Meet the Team
I'm a fourth year PhD student in the biology department at Tufts University. I'm fascinated by animal behavior and what makes some species so successful at invading new habitats. When I'm not chasing after bees, you can find me playing ultimate frisbee or otherwise enjoying the great outdoors.
Kelsey K Graham
I'm a behavioral ecologist interested in how invasive species impact our native ecosystem. My research falls at the crossroads of animal behavior and invasion ecology. I currently am interested in how a recent bee invader, the European wool-carder bee, is impacting our native bees and plants.
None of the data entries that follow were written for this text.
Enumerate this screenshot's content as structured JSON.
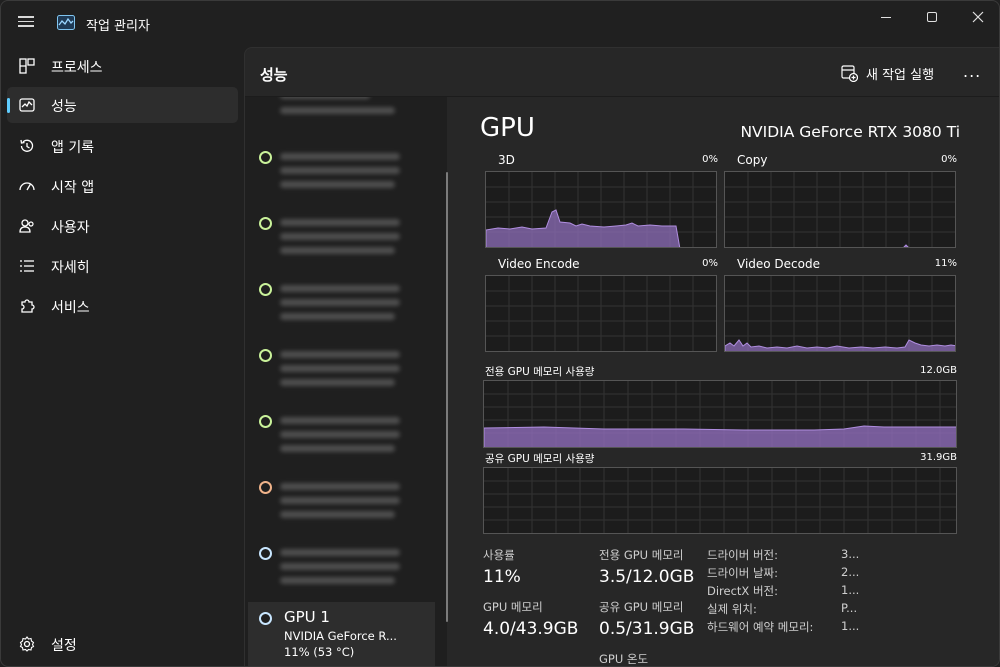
{
  "app": {
    "title": "작업 관리자"
  },
  "sidebar": {
    "items": [
      {
        "label": "프로세스",
        "icon": "processes-grid-icon"
      },
      {
        "label": "성능",
        "icon": "performance-chart-icon",
        "active": true
      },
      {
        "label": "앱 기록",
        "icon": "app-history-icon"
      },
      {
        "label": "시작 앱",
        "icon": "startup-gauge-icon"
      },
      {
        "label": "사용자",
        "icon": "users-icon"
      },
      {
        "label": "자세히",
        "icon": "details-list-icon"
      },
      {
        "label": "서비스",
        "icon": "services-puzzle-icon"
      }
    ],
    "settings_label": "설정"
  },
  "header": {
    "title": "성능",
    "run_task_label": "새 작업 실행",
    "more_label": "..."
  },
  "device_list": {
    "dot_colors": [
      "#c9f29a",
      "#c9f29a",
      "#c9f29a",
      "#c9f29a",
      "#c9f29a",
      "#f0b38a",
      "#c8e6ff"
    ],
    "selected": {
      "name": "GPU 1",
      "subtitle": "NVIDIA GeForce R...",
      "value": "11% (53 °C)"
    }
  },
  "gpu": {
    "heading": "GPU",
    "model": "NVIDIA GeForce RTX 3080 Ti",
    "engines": [
      {
        "name": "3D",
        "percent": "0%"
      },
      {
        "name": "Copy",
        "percent": "0%"
      },
      {
        "name": "Video Encode",
        "percent": "0%"
      },
      {
        "name": "Video Decode",
        "percent": "11%"
      }
    ],
    "dedicated_memory": {
      "label": "전용 GPU 메모리 사용량",
      "max": "12.0GB"
    },
    "shared_memory": {
      "label": "공유 GPU 메모리 사용량",
      "max": "31.9GB"
    },
    "stats": {
      "utilization_label": "사용률",
      "utilization_value": "11%",
      "dedicated_label": "전용 GPU 메모리",
      "dedicated_value": "3.5/12.0GB",
      "gpu_memory_label": "GPU 메모리",
      "gpu_memory_value": "4.0/43.9GB",
      "shared_label": "공유 GPU 메모리",
      "shared_value": "0.5/31.9GB",
      "temp_label": "GPU 온도"
    },
    "info": [
      {
        "key": "드라이버 버전:",
        "value": "3..."
      },
      {
        "key": "드라이버 날짜:",
        "value": "2..."
      },
      {
        "key": "DirectX 버전:",
        "value": "1..."
      },
      {
        "key": "실제 위치:",
        "value": "P..."
      },
      {
        "key": "하드웨어 예약 메모리:",
        "value": "1..."
      }
    ]
  },
  "colors": {
    "accent": "#60cdff",
    "graph_fill": "#8e6dba",
    "graph_line": "#b08ee0"
  }
}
Follow me on twitter and instagram @woolcarderbee
Bumble bee, Photo credit: eskimo_jo
Screened enclosures at Tufts field site
Editor - Jack Wolfe
Voice over - Jen Mortensen
Picture credits - Wild flowers, Photo credit: Dana Voss; Wool carder bee yellow snapdragon, Photo credit: Patty O'Hearn Kickham; Anthidium manicatum map, discoverlife.org; Wool Carder Bee, P8230120, Photo credit: Anita Gould; Wool carder bee in flight, Photo credit: Jim Webber; Anthidium manicatum – European wool-carder bee – male, Photo credit: Ilona L; Bee on cone flower, Photo credit: John Flannery; Produce market, Photo credit: Patrick Feller; Flowers, Photo credit: Domenico Salvagnin; Intact, Photo credit: Mr. E?; Bumble bees, Photo credit: bamble_; Bombus impatiens on Lysimachia clethroides, Photo credit: Dan Nydick
- $2,600Total Donations
- $54.55Average Donation